As Certified Fraud Examiners (CFE) my firm has long helped clients untangle webs of taxpayer, identity and data theft. Now, with data theft rising steeply, the IRS Security Summit is finally urging tax professionals and taxpayers to use the simplest of solutions.
The Summit recommended two-factor authentication on tax software, email and cloud storage providers.Two-factor authentication (also known as multi-factor identification) requires a security code sent to a mobile device. Some programs’ multi-factor identification require a pin number or fingerprint in addition to a username and password.

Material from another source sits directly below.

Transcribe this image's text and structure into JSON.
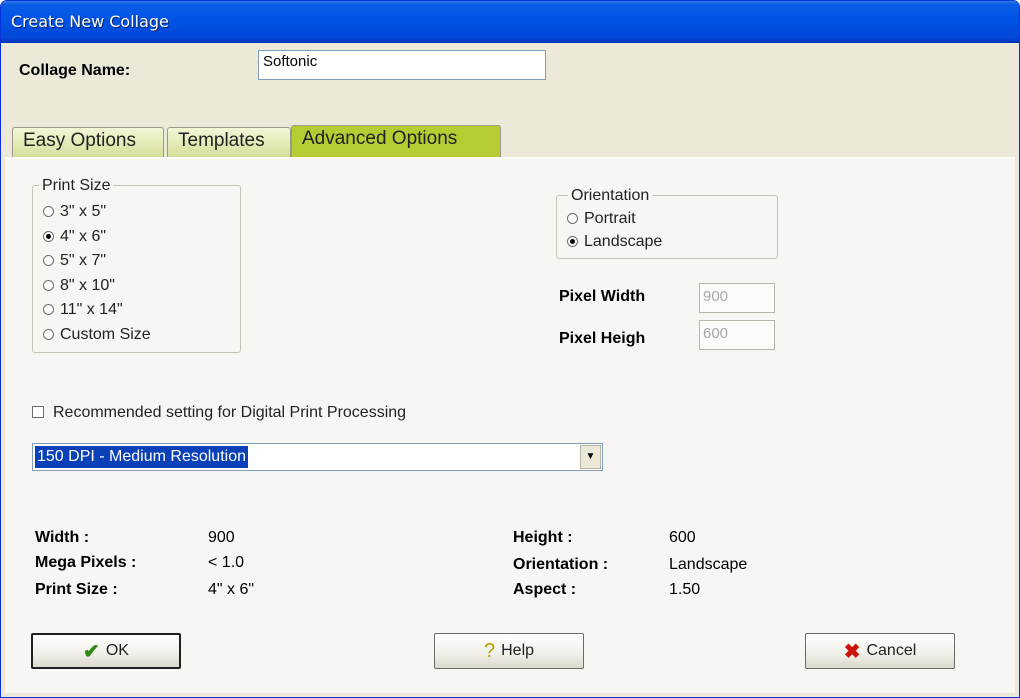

A thief may steal usernames and passwords but cannot access accounts without the multifactor features.
So far this year, tax professionals have reported 222 data theft reports to the IRS. Many of these reports involved hundreds of thousands of taxpayers. That is 5 percent more than in all of 2020 and 14.6 percent more than in 2019. Fraudulent tax returns created with data stolen from tax professionals’ offices are difficult to detect because the identity thief is using real financial data.

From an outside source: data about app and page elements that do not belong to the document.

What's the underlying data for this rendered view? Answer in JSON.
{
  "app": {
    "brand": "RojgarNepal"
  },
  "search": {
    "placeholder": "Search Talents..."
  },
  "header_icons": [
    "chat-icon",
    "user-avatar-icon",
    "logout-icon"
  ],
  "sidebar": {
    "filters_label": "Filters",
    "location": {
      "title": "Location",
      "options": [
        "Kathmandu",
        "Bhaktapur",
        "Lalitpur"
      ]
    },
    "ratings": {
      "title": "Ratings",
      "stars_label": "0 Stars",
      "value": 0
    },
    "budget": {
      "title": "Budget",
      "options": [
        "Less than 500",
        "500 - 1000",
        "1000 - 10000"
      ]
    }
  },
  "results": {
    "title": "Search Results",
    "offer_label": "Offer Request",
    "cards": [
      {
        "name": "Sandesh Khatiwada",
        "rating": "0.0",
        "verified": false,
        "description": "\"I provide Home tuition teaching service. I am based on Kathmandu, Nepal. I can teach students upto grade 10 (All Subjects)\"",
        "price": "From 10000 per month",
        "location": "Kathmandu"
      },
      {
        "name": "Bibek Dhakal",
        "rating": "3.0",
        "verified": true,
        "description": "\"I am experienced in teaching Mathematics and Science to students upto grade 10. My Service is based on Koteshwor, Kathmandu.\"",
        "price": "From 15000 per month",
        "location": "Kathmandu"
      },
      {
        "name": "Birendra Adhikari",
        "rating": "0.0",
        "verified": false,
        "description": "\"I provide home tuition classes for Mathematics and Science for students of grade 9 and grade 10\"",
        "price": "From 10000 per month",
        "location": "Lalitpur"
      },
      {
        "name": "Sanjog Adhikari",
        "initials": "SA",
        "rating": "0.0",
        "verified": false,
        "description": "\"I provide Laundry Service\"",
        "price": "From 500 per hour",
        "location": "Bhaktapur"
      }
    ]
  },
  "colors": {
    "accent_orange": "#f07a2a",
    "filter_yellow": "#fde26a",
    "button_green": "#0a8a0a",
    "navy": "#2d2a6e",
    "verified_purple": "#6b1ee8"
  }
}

Data Security Plan Mandate for Tax Pros
Federal law, enforced by the Federal Trade Commission, requires all professional tax preparers to create and implement a data security plan. “Using the multi-factor authentication feature available on tax preparation products is one of the easiest and cheapest security measures any tax pro can take. It’s offered for free by the tax software providers,” said IRS Commissioner Chuck Rettig.
In forming the Security Summit, now in its sixth year, the IRS joined with representatives of the software industry, tax preparation firms, payroll and tax financial product processors and 42 state tax administrators to combat ID theft and tax fraud to protect the nation’s taxpayers. “The Security Summit has made great strides to protect the tax community, but we need the help of everyone in the tax professional community,” Commissioner Rettig said.
More Data Theft Security Steps
Multi-factor authentication is just one of several security steps tax professionals – and taxpayers – should use to protect sensitive data.
Among the other steps we recommend are:
- Use anti-virus software, set for automatic updates. Antivirus software scans existing files and drives on computers – and mobile phones – to protect from malware.
- Use a firewall to shield digital devices from external attacks.
- Backup all data regularly with backup software and services. Making a copy of files can be crucial, especially if the user becomes a victim of a ransomware attack.
- Use drive encryption to secure computer locations where sensitive files are stored. Encryption makes data on the files unreadable to unauthorized users.
- Create and secure Virtual Private Networks. A VPN provides a secure, encrypted tunnel to transmit data between a remote user via the Internet and the company network. Search for “Best VPNs” to find a legitimate vendor; major technology sites often provide lists of top services. ©
- How Is Your Organization’s Performance on Preventing Fraud?
- How the IRS Finds “Mismatches” With Its Automated Compliance Programs
- Small Business Information Security: The Fundamentals PDF by the National Institute of Standards and Technology.
- The IRS Identity Theft Central pages for tax pros, individuals and businesses have important details as well.
- The Association of Certified Fraud Examiners (ACFE), the world’s largest anti-fraud organization, has developed a Fraud Prevention Checkup for determining if an organization has adequate fraud prevention systems in place.
- Follow Foodman CPAs and Advisors and IRS Social Media.